* WORK REQUIRED *
Give the number of lines containing "Change" in this listing, with no other words.

* PROVIDED RECORDS *
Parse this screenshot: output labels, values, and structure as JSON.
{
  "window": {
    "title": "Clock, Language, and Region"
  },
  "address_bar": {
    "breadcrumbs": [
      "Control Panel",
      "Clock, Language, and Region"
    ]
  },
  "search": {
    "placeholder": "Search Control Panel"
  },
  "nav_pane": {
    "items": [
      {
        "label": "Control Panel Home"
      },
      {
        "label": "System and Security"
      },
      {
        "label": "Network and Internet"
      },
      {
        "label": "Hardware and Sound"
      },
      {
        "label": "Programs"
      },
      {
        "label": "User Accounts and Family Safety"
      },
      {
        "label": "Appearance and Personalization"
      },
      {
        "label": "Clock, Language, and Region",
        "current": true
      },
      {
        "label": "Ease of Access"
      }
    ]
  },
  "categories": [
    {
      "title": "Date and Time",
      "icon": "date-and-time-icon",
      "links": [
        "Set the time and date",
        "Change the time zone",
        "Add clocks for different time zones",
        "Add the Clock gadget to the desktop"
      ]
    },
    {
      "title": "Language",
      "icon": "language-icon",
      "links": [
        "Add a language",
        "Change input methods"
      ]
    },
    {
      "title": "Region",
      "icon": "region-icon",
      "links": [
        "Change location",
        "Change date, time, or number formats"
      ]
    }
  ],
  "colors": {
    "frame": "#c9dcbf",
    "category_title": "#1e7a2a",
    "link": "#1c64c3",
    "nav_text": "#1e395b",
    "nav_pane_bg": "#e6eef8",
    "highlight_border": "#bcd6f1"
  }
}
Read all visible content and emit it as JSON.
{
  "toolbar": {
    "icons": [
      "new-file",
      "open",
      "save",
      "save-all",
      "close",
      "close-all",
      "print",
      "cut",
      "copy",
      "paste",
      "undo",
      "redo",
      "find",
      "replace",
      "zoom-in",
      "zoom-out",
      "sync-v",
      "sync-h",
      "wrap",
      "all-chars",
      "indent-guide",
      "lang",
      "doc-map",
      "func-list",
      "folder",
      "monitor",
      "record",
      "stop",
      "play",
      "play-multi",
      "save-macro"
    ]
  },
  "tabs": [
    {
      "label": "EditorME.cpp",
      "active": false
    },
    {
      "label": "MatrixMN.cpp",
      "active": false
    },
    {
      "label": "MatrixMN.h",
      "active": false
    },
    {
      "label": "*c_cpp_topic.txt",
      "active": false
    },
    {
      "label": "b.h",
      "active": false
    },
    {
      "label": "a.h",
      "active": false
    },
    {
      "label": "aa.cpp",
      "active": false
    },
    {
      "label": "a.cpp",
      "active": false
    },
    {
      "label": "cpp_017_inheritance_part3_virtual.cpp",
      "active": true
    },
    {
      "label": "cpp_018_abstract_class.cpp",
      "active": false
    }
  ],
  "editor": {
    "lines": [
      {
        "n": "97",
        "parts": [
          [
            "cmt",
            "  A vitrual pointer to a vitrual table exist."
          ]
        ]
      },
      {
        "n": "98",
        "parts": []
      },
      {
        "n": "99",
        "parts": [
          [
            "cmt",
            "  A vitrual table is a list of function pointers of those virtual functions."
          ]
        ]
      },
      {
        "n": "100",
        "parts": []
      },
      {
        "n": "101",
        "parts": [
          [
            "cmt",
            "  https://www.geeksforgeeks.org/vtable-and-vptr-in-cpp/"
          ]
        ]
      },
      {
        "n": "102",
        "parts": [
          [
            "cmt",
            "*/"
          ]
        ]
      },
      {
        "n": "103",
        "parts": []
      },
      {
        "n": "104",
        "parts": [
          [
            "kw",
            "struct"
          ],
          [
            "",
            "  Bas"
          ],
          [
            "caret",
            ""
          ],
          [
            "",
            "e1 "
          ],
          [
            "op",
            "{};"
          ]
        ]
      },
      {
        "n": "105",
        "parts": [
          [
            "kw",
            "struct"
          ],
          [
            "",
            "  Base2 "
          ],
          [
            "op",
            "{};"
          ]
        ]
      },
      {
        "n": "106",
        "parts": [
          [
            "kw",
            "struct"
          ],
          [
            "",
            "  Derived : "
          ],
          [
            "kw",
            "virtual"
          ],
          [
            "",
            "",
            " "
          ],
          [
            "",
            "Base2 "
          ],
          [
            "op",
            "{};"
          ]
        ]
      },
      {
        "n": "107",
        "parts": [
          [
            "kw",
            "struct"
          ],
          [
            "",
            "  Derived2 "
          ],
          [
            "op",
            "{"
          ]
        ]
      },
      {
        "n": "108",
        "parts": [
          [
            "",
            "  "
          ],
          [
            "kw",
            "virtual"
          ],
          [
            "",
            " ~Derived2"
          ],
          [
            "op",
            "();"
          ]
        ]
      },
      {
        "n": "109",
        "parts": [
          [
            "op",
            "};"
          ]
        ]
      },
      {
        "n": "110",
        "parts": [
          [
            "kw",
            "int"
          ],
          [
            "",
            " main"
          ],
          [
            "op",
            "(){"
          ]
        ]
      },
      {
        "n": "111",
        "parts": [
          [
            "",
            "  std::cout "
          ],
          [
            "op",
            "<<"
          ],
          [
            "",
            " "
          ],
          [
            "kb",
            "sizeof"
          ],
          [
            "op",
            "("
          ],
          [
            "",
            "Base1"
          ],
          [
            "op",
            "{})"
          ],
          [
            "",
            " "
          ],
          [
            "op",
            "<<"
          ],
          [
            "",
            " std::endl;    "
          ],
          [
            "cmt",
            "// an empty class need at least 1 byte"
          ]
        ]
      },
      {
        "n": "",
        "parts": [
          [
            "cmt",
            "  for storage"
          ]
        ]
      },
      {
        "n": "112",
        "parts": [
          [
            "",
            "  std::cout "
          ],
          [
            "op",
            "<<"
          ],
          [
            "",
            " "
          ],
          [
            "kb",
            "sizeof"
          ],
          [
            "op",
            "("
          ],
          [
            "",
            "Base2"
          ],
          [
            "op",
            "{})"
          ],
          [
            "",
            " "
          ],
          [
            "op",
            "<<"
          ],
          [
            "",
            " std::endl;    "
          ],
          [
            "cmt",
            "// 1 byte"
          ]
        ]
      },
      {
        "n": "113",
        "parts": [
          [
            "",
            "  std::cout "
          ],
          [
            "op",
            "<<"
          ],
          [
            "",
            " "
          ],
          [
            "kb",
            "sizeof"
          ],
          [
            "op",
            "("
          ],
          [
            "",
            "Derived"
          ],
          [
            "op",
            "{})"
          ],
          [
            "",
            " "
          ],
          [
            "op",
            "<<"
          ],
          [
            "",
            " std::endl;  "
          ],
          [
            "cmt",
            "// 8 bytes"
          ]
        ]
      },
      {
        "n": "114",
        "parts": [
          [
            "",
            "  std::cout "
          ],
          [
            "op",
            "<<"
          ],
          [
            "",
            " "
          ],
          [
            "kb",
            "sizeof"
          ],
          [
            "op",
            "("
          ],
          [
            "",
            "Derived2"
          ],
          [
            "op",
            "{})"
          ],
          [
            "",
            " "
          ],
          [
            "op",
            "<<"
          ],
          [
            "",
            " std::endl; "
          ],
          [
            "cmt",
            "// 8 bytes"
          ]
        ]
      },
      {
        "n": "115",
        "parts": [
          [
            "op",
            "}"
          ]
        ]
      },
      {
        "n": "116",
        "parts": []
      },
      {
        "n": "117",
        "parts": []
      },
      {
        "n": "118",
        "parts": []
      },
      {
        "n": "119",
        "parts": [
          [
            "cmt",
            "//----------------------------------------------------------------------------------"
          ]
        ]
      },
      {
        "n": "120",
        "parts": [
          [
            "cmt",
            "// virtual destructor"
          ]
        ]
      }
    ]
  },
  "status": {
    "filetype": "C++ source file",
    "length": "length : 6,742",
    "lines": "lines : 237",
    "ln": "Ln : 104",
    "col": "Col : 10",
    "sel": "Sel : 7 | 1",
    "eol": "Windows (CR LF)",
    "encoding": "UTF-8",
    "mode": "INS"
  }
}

* SOLVED EXERCISE *
4